• _EXERCISE PROMPT_: For the word "text", state the number of lines in the data that contain it, and nothing else.

• _DATA TO PROCESS_:
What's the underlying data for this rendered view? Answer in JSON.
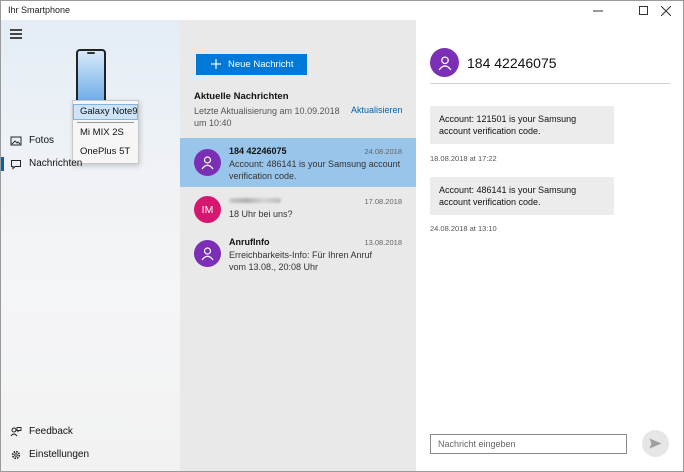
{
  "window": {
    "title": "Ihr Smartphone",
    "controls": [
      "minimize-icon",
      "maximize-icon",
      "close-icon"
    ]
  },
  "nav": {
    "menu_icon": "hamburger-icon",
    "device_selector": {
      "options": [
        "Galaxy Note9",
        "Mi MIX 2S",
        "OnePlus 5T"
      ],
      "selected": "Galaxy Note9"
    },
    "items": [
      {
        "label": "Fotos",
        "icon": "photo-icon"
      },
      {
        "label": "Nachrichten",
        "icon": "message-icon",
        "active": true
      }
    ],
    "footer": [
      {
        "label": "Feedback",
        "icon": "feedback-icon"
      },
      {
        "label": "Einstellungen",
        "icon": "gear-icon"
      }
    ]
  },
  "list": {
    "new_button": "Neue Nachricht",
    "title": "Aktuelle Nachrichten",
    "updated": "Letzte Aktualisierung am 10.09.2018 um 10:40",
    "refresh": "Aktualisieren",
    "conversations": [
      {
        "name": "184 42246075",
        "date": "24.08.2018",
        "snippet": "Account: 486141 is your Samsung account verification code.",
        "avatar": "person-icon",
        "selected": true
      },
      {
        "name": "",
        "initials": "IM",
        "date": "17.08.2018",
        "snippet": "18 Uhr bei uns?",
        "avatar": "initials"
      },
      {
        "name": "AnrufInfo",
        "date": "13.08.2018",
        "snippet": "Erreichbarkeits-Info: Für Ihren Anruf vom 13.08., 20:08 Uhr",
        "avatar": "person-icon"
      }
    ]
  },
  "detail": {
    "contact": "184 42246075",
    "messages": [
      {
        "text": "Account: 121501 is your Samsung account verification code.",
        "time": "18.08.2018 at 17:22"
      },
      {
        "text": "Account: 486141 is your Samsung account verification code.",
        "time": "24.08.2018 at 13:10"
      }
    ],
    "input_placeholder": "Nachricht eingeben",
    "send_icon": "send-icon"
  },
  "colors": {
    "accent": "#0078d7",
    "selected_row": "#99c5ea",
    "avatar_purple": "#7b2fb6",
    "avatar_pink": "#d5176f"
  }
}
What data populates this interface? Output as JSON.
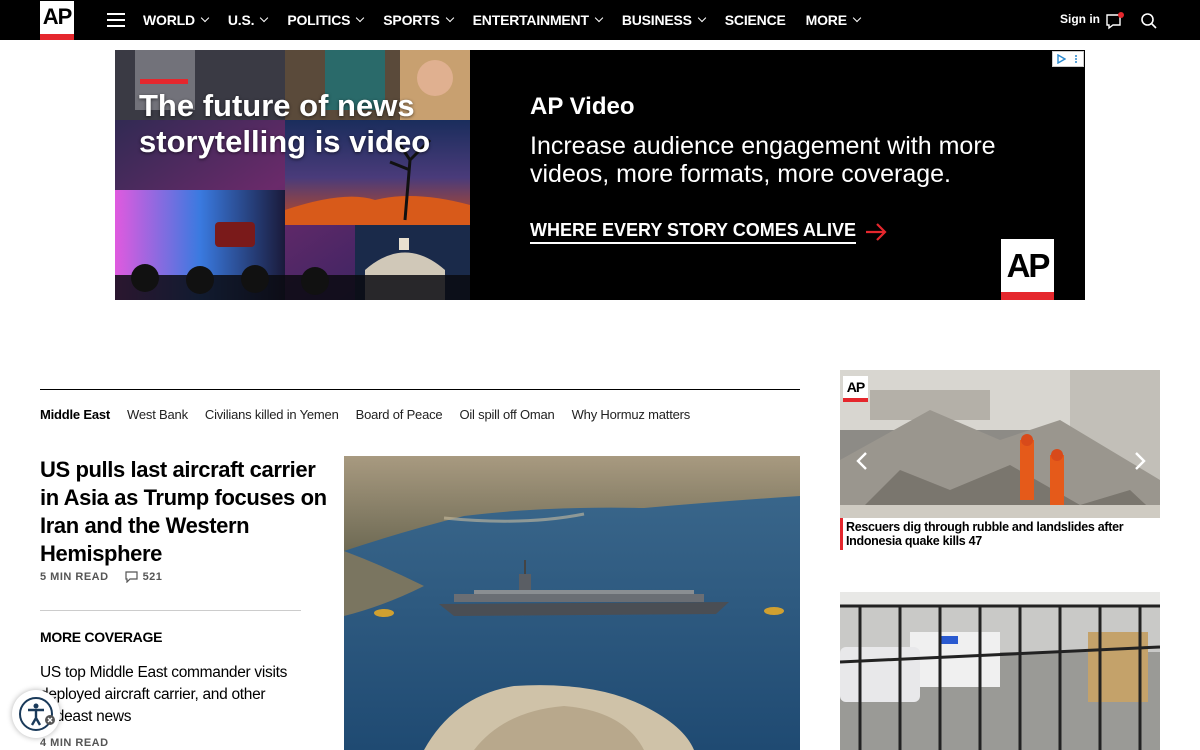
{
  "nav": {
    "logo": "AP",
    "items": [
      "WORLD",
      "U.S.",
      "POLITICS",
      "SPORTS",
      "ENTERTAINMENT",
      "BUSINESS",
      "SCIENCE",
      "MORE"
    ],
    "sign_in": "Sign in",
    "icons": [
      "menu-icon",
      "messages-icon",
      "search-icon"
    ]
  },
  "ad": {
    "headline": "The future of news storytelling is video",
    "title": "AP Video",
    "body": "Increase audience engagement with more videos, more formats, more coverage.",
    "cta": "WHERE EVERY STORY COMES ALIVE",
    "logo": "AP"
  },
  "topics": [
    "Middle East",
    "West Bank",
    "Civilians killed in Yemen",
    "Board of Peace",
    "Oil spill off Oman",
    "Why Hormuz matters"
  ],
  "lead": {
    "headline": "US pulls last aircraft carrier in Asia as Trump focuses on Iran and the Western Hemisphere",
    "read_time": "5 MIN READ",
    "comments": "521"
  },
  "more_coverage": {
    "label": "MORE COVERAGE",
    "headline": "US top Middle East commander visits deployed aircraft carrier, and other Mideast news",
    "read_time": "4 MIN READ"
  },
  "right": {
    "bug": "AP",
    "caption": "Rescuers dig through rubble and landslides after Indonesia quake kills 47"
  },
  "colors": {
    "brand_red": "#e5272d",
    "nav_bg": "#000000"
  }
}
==
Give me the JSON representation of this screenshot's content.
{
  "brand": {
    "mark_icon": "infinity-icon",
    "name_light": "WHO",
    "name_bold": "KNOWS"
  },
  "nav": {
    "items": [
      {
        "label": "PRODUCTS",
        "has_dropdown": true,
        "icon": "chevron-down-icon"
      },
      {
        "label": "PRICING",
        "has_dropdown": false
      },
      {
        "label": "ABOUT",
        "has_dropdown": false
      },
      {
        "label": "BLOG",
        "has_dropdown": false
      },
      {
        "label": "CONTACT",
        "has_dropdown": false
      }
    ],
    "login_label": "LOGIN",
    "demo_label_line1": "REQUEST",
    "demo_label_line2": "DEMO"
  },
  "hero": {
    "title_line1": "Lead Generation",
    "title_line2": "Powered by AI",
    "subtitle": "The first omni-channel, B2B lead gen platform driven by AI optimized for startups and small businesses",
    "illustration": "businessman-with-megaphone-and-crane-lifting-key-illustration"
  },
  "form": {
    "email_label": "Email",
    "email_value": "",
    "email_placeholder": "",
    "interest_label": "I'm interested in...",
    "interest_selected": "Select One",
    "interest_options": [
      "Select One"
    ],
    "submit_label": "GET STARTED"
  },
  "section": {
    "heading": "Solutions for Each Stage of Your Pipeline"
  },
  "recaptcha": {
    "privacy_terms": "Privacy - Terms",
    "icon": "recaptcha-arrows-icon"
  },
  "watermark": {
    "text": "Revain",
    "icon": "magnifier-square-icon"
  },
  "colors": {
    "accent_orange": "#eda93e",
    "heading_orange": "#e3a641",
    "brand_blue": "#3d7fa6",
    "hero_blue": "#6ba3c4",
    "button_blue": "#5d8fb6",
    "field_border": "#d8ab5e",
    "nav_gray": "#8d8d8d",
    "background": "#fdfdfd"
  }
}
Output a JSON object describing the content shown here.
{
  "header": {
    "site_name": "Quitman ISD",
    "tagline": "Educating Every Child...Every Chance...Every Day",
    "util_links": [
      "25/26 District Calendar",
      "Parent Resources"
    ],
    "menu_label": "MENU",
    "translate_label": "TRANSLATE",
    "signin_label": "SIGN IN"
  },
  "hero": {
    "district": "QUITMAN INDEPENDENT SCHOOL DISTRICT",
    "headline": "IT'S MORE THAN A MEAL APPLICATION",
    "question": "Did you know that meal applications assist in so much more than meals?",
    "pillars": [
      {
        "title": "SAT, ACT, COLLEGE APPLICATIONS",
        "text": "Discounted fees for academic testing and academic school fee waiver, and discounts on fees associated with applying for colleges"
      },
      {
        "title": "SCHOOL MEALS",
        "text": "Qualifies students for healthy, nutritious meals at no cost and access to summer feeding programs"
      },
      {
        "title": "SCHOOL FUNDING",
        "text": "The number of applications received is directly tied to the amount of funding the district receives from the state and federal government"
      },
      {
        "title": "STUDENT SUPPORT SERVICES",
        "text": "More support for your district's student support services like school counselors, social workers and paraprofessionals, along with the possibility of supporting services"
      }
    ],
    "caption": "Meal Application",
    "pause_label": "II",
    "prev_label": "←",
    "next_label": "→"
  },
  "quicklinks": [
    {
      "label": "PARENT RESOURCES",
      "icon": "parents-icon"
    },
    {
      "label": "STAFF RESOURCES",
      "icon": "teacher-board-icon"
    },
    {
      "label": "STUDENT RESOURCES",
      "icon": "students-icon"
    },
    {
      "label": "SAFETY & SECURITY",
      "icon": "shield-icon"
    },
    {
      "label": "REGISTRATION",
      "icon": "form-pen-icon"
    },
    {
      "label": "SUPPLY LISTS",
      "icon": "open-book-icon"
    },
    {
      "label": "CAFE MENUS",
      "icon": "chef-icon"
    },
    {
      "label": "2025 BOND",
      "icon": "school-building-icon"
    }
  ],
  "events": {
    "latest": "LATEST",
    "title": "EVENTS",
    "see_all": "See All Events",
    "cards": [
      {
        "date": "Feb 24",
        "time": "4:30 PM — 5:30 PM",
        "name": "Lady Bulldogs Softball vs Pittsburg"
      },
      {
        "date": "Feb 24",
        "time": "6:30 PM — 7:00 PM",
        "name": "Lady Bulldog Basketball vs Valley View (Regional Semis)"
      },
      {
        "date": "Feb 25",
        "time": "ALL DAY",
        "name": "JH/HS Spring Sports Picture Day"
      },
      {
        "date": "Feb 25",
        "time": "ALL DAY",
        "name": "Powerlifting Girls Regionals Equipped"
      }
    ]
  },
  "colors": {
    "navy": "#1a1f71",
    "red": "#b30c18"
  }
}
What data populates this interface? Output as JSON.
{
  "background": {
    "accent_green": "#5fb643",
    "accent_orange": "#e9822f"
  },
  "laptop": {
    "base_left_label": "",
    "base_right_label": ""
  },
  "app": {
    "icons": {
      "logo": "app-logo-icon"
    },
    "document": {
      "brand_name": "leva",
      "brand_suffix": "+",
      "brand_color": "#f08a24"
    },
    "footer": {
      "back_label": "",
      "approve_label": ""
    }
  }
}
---
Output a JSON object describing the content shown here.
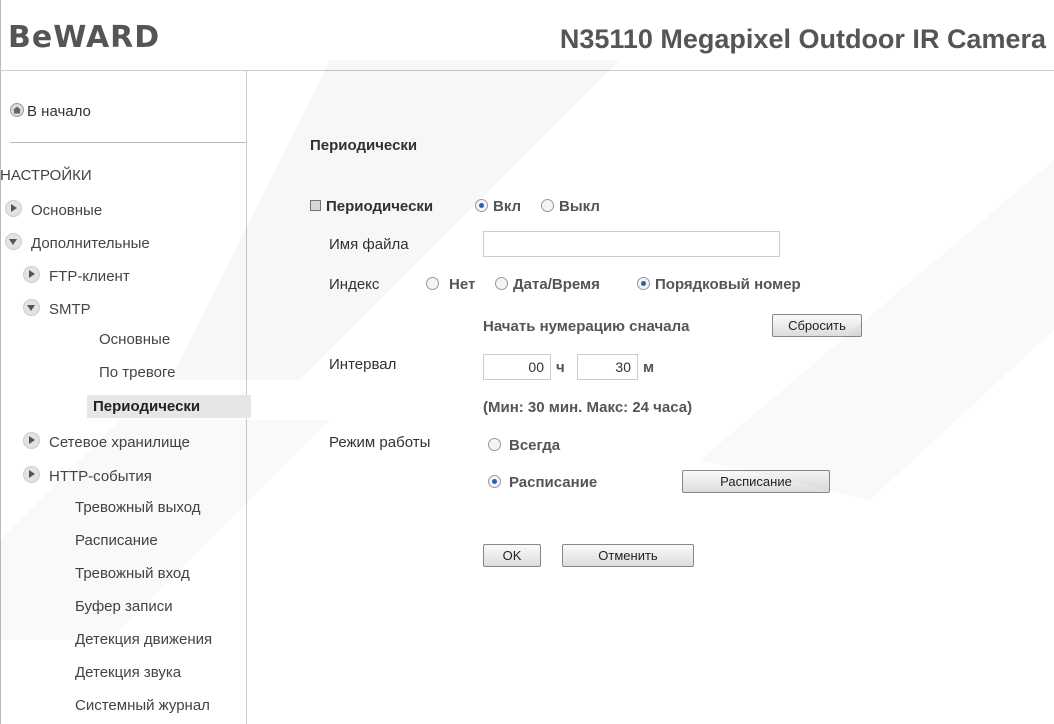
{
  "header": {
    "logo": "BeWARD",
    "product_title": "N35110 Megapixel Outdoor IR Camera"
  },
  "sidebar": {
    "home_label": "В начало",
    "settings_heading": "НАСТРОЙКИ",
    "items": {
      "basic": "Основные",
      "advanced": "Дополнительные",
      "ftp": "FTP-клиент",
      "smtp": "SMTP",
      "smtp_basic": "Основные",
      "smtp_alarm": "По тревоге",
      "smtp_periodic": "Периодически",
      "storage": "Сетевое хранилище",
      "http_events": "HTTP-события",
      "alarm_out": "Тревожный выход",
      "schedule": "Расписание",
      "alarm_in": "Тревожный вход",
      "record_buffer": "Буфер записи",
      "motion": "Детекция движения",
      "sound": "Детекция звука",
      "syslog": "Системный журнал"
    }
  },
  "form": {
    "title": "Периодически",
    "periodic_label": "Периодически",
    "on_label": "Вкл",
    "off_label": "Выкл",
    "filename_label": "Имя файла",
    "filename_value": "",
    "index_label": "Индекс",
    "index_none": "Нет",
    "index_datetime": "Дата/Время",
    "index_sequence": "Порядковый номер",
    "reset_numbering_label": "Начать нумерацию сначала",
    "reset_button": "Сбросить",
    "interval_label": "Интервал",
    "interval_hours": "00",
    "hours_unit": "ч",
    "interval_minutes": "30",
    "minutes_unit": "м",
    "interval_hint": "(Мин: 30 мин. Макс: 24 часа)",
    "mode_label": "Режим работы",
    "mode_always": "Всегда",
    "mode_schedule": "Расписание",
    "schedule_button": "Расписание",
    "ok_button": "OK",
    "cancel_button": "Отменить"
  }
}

• _YOUR SOLUTION_: 7